The judging process for the country's biggest art prize is above board, Auckland Art Gallery Toi o Tāmaki says.
Two of the four jury members were closely involved with two of the exhibitions nominated for the biennale [https://www.aucklandartgallery.com/about/major-projects/walters-prize?q=%2Fabout%2Fmajor-projects%2Fwalters-prize
$50,000 Walters Art Prize.]
Melanie Oliver, now at Christchurch Art Gallery, was the senior curator at Dowse Art Museum who invited Sonya Lacey to exhibit her nominated exhibition, Weekend, there in 2018.
Another judge Charlotte Huddleston, who is the director of Auckland's ST PAUL St Gallery, curated Fiona Amundsen's short listed A Body That Lives.
Curator of the Walters Prize exhibition and of contemporary art at Auckland Art Gallery, Natasha Conland, said under the rules jurors must declare any conflict of interest regarding the nomination of artists or projects that they or other jury members proposed.
She said where there was a conflict of interest, the juror was not involved in the discussion and could not vote on that project.

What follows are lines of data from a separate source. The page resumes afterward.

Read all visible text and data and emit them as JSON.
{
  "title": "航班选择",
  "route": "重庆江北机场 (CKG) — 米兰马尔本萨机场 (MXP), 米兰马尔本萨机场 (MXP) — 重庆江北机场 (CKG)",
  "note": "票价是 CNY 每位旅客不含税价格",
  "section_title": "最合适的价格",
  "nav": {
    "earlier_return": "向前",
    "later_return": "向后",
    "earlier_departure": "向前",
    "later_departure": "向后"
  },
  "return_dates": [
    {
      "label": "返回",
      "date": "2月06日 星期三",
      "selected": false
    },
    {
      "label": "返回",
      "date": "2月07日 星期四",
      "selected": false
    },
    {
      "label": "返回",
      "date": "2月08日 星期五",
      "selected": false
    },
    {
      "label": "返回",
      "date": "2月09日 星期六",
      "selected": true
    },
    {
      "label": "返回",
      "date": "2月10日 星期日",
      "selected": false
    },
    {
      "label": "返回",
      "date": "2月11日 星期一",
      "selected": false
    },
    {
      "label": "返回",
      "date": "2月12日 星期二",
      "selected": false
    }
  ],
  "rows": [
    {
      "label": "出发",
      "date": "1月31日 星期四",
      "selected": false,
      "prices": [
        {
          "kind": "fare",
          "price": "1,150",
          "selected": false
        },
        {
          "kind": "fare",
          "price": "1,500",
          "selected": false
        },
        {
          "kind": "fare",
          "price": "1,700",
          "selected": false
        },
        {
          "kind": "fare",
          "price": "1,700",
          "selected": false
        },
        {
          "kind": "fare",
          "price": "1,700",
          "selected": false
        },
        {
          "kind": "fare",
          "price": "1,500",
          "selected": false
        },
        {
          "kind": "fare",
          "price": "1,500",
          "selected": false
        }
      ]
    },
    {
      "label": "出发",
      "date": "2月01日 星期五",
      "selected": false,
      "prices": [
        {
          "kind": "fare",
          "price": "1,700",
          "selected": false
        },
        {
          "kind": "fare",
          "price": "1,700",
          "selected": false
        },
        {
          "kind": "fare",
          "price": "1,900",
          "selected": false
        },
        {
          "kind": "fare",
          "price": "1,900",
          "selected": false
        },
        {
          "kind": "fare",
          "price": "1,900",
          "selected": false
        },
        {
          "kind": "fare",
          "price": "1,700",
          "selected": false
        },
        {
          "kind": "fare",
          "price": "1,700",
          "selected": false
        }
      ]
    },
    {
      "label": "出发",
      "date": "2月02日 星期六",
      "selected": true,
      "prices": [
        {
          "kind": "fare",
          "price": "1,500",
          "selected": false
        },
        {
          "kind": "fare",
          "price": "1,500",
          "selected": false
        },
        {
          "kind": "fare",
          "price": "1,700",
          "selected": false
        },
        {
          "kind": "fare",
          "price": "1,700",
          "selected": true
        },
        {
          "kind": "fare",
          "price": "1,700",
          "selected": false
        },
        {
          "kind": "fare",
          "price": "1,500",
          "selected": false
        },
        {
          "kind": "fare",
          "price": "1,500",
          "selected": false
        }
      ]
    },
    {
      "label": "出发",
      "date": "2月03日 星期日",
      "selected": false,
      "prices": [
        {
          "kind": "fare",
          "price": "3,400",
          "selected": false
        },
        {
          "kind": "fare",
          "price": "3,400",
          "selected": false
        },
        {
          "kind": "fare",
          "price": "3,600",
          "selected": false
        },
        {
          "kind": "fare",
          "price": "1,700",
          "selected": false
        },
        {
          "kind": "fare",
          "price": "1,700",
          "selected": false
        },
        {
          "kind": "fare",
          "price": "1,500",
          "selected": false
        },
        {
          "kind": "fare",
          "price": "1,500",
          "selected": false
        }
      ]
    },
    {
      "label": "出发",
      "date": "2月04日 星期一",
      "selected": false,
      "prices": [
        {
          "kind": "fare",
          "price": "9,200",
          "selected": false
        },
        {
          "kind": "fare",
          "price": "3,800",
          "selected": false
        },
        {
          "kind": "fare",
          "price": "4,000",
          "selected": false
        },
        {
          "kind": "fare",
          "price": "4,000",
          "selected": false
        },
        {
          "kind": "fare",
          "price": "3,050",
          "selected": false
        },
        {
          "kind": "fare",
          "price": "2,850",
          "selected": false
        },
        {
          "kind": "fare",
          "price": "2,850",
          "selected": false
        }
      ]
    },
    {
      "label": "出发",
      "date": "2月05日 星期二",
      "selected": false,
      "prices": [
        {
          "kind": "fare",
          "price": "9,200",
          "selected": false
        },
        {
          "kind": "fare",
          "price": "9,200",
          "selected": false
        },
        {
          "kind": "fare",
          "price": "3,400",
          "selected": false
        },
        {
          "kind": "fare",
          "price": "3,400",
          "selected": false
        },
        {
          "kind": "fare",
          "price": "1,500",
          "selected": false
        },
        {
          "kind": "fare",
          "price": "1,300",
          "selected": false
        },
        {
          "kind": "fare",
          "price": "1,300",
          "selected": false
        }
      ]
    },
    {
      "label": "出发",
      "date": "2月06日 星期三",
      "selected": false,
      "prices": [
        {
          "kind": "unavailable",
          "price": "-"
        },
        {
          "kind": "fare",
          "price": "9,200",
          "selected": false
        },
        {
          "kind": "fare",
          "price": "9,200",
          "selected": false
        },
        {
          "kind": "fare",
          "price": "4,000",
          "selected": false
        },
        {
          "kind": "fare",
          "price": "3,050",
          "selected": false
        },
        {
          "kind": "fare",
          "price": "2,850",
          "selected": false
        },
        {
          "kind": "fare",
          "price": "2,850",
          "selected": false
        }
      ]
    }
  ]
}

The other two nominated exhibitions are AKA by the Māori art collective, Mata Aho, and London-based Sriwhana Spong's show Now Spectral, Now Animal.